At 1:30 p.m. on Saturday during EMU’s Homecoming and Family Weekend, the Community Bell rang out to mark the end of an historic fundraising campaign. The celebratory toll honored the Class of ‘70 and the culmination of their record-setting $1 million fundraiser to support student scholarships at EMU.
It also echoed their connection to another history-making fundraising event when they were seniors at then Eastern Mennonite College – the Library Drive of 1969 also concluded with a bell ringing.
“What’s amazing about the Class of 1970 is that when we include new estate gift commitments they actually raised more money than they did in 1969,” said Tim Swartzendruber, senior associate director of advancement who worked with the group.
The total of $111,000 in 1969, calculated for inflation, is $829,000, Swartzendruber says.
While all of the donors could not be present, those with the hands on the wooden rod were members of the Class of 1970 reunion planning committee: Bob Bishop (chair), Bob Brenneman, Marian Driver Hackney, J.B. Miller, and Gloria Horst Rosenberger.
A fundraising campaign is a tradition of most classes as they approach their Jubilee reunion and induction into the more than 3,000-member strong Jubilee Alumni Association.
“It’s often a moment when alumni take extra time to reflect on the impact EMU has had in their lives. Some have more resources, relative to other periods in their lives, to consider special giving to EMU,” says Swartzendruber.
The Class of ‘70 has always been different: carrying on the philanthropic legacy they witnessed and participated in while at EMU, over ensuing decades, the class had already set a record lifetime giving mark of $3.8 million.
Bishop said learning that fact helped the group better assess “collective resources.”
“I think also the idea of joining a class giving effort made a difference to a lot of people who had already given as individuals,” Miller added. “That collective community effort was important.”
As their campaign began, the group initially seized on a goal of $829,000 in current giving and new estate gift commitments – remember this was based on the total raised during the 1969 fundraising drive, adjusted for inflation. But when the pandemic delayed their in-person reunion, raising the goal to $1 million was a natural step.
In October 2020, they hosted a virtual reunion that was fun but definitely not what they had in mind: The group always intended to get together in Harrisonburg at the next, safe opportunity.
With extra time to plan, to track down classmates, to keep communicating, the giving continued throughout 2020. Bob Bishop was given the credit as the PR man and the cheerleader.
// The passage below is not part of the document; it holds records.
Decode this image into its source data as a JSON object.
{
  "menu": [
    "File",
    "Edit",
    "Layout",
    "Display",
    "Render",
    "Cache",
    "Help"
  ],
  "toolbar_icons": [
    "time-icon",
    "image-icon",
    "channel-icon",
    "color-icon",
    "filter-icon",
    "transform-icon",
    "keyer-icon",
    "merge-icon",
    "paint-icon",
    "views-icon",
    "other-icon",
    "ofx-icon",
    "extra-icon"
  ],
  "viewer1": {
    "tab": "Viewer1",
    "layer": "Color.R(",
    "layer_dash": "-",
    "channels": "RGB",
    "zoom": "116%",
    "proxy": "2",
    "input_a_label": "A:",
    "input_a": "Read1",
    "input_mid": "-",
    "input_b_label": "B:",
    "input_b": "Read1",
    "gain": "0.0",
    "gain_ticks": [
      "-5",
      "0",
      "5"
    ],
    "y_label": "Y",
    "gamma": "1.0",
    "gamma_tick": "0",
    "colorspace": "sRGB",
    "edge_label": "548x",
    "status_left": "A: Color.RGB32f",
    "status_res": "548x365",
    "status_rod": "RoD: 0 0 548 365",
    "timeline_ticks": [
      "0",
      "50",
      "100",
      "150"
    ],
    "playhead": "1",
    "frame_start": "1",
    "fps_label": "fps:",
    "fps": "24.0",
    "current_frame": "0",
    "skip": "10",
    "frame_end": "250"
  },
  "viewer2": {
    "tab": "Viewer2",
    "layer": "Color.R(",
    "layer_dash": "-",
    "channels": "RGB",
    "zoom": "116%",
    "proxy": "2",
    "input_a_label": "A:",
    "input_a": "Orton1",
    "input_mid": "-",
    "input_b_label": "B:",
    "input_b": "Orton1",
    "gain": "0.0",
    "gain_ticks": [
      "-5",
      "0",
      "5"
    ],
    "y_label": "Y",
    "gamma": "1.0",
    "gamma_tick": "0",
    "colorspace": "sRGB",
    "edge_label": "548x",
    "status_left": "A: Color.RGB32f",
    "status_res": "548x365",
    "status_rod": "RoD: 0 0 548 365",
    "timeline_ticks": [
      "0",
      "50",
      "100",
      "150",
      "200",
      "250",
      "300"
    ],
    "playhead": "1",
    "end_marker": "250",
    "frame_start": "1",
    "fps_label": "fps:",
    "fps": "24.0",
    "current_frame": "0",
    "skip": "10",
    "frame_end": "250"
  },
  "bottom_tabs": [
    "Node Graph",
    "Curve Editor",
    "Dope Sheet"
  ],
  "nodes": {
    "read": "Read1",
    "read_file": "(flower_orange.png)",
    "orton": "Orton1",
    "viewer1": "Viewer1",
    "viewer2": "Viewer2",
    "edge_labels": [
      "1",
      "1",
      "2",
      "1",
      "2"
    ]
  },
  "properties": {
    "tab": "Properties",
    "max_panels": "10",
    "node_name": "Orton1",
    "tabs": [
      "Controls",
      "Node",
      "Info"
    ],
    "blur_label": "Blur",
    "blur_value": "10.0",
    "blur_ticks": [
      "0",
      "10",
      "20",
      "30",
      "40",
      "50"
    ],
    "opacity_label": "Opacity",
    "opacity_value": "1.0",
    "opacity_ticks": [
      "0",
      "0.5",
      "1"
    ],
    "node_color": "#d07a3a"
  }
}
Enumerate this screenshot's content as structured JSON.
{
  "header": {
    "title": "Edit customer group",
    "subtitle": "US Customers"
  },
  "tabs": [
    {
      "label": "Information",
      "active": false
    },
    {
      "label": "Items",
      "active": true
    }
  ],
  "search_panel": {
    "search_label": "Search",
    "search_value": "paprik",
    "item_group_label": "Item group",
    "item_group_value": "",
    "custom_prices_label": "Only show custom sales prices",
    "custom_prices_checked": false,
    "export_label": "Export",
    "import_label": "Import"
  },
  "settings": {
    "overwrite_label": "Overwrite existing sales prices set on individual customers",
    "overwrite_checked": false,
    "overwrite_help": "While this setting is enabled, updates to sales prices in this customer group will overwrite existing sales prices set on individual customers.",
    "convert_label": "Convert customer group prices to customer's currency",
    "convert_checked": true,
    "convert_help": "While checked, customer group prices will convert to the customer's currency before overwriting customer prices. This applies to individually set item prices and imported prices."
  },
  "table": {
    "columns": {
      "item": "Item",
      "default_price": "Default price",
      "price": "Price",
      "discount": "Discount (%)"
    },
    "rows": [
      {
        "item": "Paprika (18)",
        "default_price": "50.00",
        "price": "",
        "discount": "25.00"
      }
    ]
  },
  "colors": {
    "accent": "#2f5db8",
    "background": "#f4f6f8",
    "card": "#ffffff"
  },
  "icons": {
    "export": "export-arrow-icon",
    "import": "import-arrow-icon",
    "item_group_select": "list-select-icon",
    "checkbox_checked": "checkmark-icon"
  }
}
Bishop’s philosophy, for all his life, has been “to look for excuses to celebrate along the way,” he joked during an interview with the committee during Homecoming weekend. “You don’t have to wait for the end. I was cheering when we got a quarter of the way, and then halfway, and then when we got to $800,000 [in early October], that gave me goosebumps.”
“Bob was one of the most encouraging leaders,” said Brenneman. “We reached a certain point and he said we need to go to the finish line with this.”
Eventually the finish line coalesced around $1 million. During the two weeks leading up to Homecoming, classmates gave $200,000 to attain the goal.
Rosenberger remembers being on a phone call with Miller and EMU Advancement personnel when Miller stated he thought they could actually raise that amount. “I didn’t really believe it until JB, who is a banker, said we could do it, and then I started thinking it was possible.”
“Well, I actually wasn’t so sure,” Miller admitted, to general laughter.
With such camaraderie, one would think members of this group share a long history. During the interview, there were finished sentences, lots of teasing, and laughter. Not true.
Bishop, Brenneman and Hackney were class officers (president, business manager, and treasurer respectively), and Hackney sang in the choir with Brenneman, but other than that, “we didn’t really know each other very well,” Hackney said. “We definitely didn’t run in the same social circles.”
Their friendship has deepened over these months, perhaps sustained by pandemic isolation and a new awareness about the value of connection. They pass along family and class news, console each other in grief, invite input on personal projects.
And they enjoy, very much, the idea that future students might share what they have had: both a transformative education and transformative friendships.